In the globalized world of business litigation, it is not unusual to run into a multi-jurisdictional case.  For example, while the main proceedings may take place in in U.S., a defendant may reside or have assets in B.C.  A common issue in such proceedings is enforcement of foreign orders (not necessarily monetary judgments) against B.C. residents and/or their assets.  In Rissman v. Chen, 2012 BCSC 715, the court explained that one enforcement avenue not available in such cases is the use of a CPL against a B.C. property to enforce a foreign injunction against disposition of asset.

In this case, the plaintiff sued the B.C.-resident defendant in Massachusetts state court and obtained an order enjoining the defendant from transferring or encumbering any property, wherever located, unless proceeds were paid into escrow.  Armed with this order, the plaintiff brought a B.C. action, seeking recognition and enforcement of the Massachusetts order against any B.C. property and a CPL against the defendant's house.

On the defendant's application to cancel the CPL, the court found that the foreign order and the action to enforce it could not ground a CPL because, simply, there was no claim for any interest in land:

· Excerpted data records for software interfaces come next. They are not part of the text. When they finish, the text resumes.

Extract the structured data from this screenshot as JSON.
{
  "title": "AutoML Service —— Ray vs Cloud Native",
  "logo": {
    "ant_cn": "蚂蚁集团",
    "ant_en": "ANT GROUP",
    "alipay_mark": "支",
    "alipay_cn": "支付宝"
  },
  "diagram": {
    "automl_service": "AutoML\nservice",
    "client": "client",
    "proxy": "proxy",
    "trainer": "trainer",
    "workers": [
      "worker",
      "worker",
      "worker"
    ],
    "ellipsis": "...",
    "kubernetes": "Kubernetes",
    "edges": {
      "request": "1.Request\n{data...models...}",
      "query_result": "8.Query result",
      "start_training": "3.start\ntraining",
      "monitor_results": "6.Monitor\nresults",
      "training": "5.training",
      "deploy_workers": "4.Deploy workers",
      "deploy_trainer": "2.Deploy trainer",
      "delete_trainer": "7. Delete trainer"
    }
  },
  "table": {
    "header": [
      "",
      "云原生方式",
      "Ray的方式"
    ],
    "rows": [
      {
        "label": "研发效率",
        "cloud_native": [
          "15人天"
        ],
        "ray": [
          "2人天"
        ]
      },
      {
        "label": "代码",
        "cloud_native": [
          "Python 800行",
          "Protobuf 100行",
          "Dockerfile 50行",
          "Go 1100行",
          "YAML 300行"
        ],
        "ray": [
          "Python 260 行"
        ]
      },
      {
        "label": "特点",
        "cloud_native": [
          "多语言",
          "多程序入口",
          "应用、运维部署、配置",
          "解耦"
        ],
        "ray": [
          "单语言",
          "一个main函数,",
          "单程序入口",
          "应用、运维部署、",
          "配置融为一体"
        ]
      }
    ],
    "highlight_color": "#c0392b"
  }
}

[12]         The plaintiff in this action does not claim to have any proprietary or ownership interest in the land in question. The notice of civil claim merely alleges that the defendant has such an interest and the plaintiff seeks to limit the defendant’s ability to deal with that interest. The action does not arise from any dealings with respect to that land. It arises from a debt claim against a defendant who happens to own land in British Columbia.
[13]         Success in this action would not give the plaintiff any registrable or ownership interest in the land. It would not force the defendant to divest himself of any interest in the land in favour of the plaintiff. ... this action does not even carry the possibility of a monetary judgment that might subsequently be registered against the property and form the basis of execution proceedings. It would only require the defendant comply with the Massachusetts injunction, which requires that, should he decide to sell or encumber the property, a portion of the proceeds is to be posted as security for the plaintiff’s debt claim, subject to further order of the Massachusetts Court.
The court also refused to grant the plaintiff a Mareva injunction, finding that there was no evidence that the defendant was planning to sell the property or otherwise remove assets from the jurisdiction.